→ WHAT TO WORK ON
Search the data below, and report every line in which "this" occurs.

(Element data from apps and pages)
********

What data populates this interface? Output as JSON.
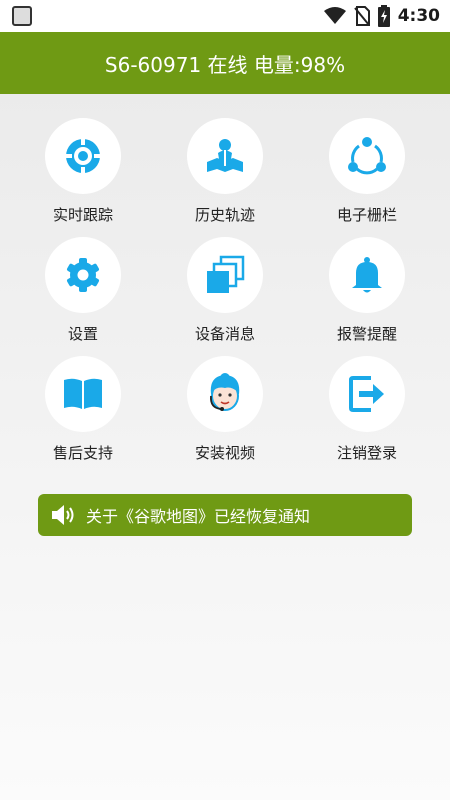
{
  "status_bar": {
    "time": "4:30"
  },
  "header": {
    "title": "S6-60971 在线 电量:98%"
  },
  "menu": [
    {
      "label": "实时跟踪",
      "icon": "target-icon"
    },
    {
      "label": "历史轨迹",
      "icon": "map-pin-icon"
    },
    {
      "label": "电子栅栏",
      "icon": "share-nodes-icon"
    },
    {
      "label": "设置",
      "icon": "gear-icon"
    },
    {
      "label": "设备消息",
      "icon": "stacked-pages-icon"
    },
    {
      "label": "报警提醒",
      "icon": "bell-icon"
    },
    {
      "label": "售后支持",
      "icon": "book-icon"
    },
    {
      "label": "安装视频",
      "icon": "support-agent-icon"
    },
    {
      "label": "注销登录",
      "icon": "logout-icon"
    }
  ],
  "notice": {
    "text": "关于《谷歌地图》已经恢复通知"
  },
  "colors": {
    "accent": "#6f9a14",
    "icon": "#1aa9e8"
  }
}
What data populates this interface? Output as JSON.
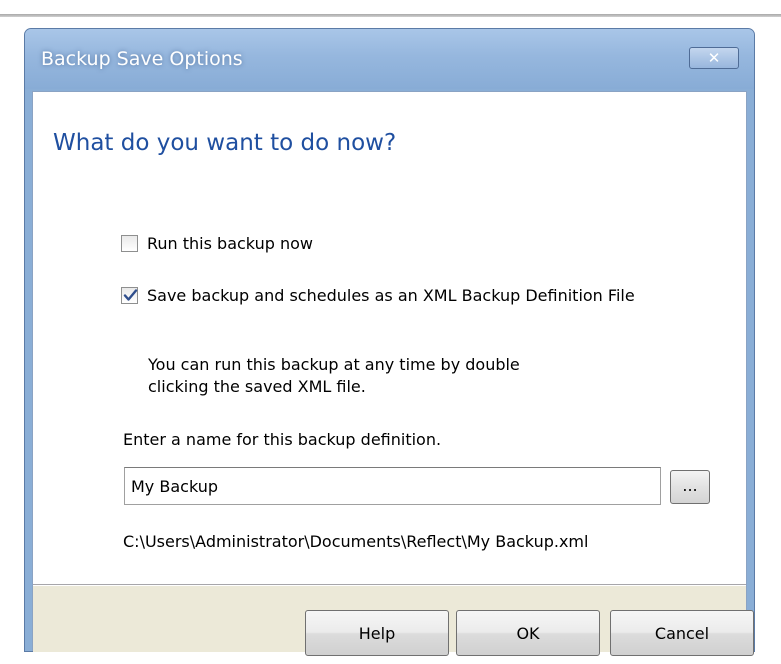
{
  "dialog": {
    "title": "Backup Save Options",
    "close_label": "✕"
  },
  "content": {
    "heading": "What do you want to do now?",
    "run_now": {
      "label": "Run this backup now",
      "checked": false
    },
    "save_xml": {
      "label": "Save backup and schedules as an XML Backup Definition File",
      "checked": true
    },
    "description_line1": "You can run this backup at any time by double",
    "description_line2": "clicking the saved XML file.",
    "name_label": "Enter a name for this backup definition.",
    "name_value": "My Backup",
    "browse_label": "...",
    "path": "C:\\Users\\Administrator\\Documents\\Reflect\\My Backup.xml"
  },
  "buttons": {
    "help": "Help",
    "ok": "OK",
    "cancel": "Cancel"
  },
  "colors": {
    "heading": "#1f4fa0",
    "titlebar": "#96b7de",
    "footer": "#ece9d8"
  }
}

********

→ EXPECTED ANSWER
What data populates this interface? Output as JSON.
What data populates this interface? Output as JSON.
      "label": "Run this backup now",
    "description_line1": "You can run this backup at any time by double",
    "name_label": "Enter a name for this backup definition.",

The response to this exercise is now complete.